Work request — The full set of entries is to be returned word for word.

══ Provided information

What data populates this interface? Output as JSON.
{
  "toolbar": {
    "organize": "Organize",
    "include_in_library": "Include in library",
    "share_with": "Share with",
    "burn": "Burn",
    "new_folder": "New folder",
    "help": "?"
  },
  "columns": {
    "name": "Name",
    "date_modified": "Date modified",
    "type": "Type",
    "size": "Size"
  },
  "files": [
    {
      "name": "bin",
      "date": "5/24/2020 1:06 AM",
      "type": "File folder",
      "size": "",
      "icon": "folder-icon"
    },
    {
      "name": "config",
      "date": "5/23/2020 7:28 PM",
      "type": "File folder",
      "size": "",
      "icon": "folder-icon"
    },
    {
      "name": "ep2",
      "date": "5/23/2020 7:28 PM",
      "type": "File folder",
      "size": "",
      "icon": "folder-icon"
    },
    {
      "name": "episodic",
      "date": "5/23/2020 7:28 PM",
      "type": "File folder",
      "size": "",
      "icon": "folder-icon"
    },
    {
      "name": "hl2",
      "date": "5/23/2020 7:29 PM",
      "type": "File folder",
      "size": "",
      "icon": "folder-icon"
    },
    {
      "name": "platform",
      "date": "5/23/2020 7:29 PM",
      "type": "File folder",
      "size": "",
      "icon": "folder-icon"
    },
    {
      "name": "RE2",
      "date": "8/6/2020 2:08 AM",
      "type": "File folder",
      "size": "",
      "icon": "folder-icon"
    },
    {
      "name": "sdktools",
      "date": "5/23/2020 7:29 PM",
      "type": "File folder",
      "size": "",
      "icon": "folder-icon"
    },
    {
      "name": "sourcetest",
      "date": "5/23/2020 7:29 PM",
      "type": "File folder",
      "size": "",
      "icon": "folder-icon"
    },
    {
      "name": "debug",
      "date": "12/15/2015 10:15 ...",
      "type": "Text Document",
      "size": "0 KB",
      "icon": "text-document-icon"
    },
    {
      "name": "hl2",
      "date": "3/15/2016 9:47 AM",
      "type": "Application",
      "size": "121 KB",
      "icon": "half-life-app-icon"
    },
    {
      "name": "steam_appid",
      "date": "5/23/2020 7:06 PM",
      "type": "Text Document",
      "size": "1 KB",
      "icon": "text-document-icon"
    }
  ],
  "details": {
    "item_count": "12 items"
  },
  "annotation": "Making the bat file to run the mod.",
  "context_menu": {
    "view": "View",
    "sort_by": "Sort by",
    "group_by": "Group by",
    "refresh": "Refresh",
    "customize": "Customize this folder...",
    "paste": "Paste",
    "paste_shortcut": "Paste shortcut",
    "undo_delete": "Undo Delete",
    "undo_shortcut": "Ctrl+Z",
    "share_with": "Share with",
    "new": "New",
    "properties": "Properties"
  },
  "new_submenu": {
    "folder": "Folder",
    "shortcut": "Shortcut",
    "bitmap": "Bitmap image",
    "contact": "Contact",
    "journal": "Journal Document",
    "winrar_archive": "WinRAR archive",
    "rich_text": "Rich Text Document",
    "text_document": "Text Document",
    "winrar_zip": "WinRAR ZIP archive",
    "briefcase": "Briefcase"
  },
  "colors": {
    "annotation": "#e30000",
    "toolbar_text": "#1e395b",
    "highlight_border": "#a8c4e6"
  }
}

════

Response area —
What data populates this interface? Output as JSON.
{
  "toolbar": {
    "organize": "Organize",
    "include_in_library": "Include in library",
    "share_with": "Share with",
    "burn": "Burn",
    "new_folder": "New folder",
    "help": "?"
  },
  "columns": {
    "name": "Name",
    "date_modified": "Date modified",
    "type": "Type",
    "size": "Size"
  },
  "files": [
    {
      "name": "bin",
      "date": "5/24/2020 1:06 AM",
      "type": "File folder",
      "size": "",
      "icon": "folder-icon"
    },
    {
      "name": "config",
      "date": "5/23/2020 7:28 PM",
      "type": "File folder",
      "size": "",
      "icon": "folder-icon"
    },
    {
      "name": "ep2",
      "date": "5/23/2020 7:28 PM",
      "type": "File folder",
      "size": "",
      "icon": "folder-icon"
    },
    {
      "name": "episodic",
      "date": "5/23/2020 7:28 PM",
      "type": "File folder",
      "size": "",
      "icon": "folder-icon"
    },
    {
      "name": "hl2",
      "date": "5/23/2020 7:29 PM",
      "type": "File folder",
      "size": "",
      "icon": "folder-icon"
    },
    {
      "name": "platform",
      "date": "5/23/2020 7:29 PM",
      "type": "File folder",
      "size": "",
      "icon": "folder-icon"
    },
    {
      "name": "RE2",
      "date": "8/6/2020 2:08 AM",
      "type": "File folder",
      "size": "",
      "icon": "folder-icon"
    },
    {
      "name": "sdktools",
      "date": "5/23/2020 7:29 PM",
      "type": "File folder",
      "size": "",
      "icon": "folder-icon"
    },
    {
      "name": "sourcetest",
      "date": "5/23/2020 7:29 PM",
      "type": "File folder",
      "size": "",
      "icon": "folder-icon"
    },
    {
      "name": "debug",
      "date": "12/15/2015 10:15 ...",
      "type": "Text Document",
      "size": "0 KB",
      "icon": "text-document-icon"
    },
    {
      "name": "hl2",
      "date": "3/15/2016 9:47 AM",
      "type": "Application",
      "size": "121 KB",
      "icon": "half-life-app-icon"
    },
    {
      "name": "steam_appid",
      "date": "5/23/2020 7:06 PM",
      "type": "Text Document",
      "size": "1 KB",
      "icon": "text-document-icon"
    }
  ],
  "details": {
    "item_count": "12 items"
  },
  "annotation": "Making the bat file to run the mod.",
  "context_menu": {
    "view": "View",
    "sort_by": "Sort by",
    "group_by": "Group by",
    "refresh": "Refresh",
    "customize": "Customize this folder...",
    "paste": "Paste",
    "paste_shortcut": "Paste shortcut",
    "undo_delete": "Undo Delete",
    "undo_shortcut": "Ctrl+Z",
    "share_with": "Share with",
    "new": "New",
    "properties": "Properties"
  },
  "new_submenu": {
    "folder": "Folder",
    "shortcut": "Shortcut",
    "bitmap": "Bitmap image",
    "contact": "Contact",
    "journal": "Journal Document",
    "winrar_archive": "WinRAR archive",
    "rich_text": "Rich Text Document",
    "text_document": "Text Document",
    "winrar_zip": "WinRAR ZIP archive",
    "briefcase": "Briefcase"
  },
  "colors": {
    "annotation": "#e30000",
    "toolbar_text": "#1e395b",
    "highlight_border": "#a8c4e6"
  }
}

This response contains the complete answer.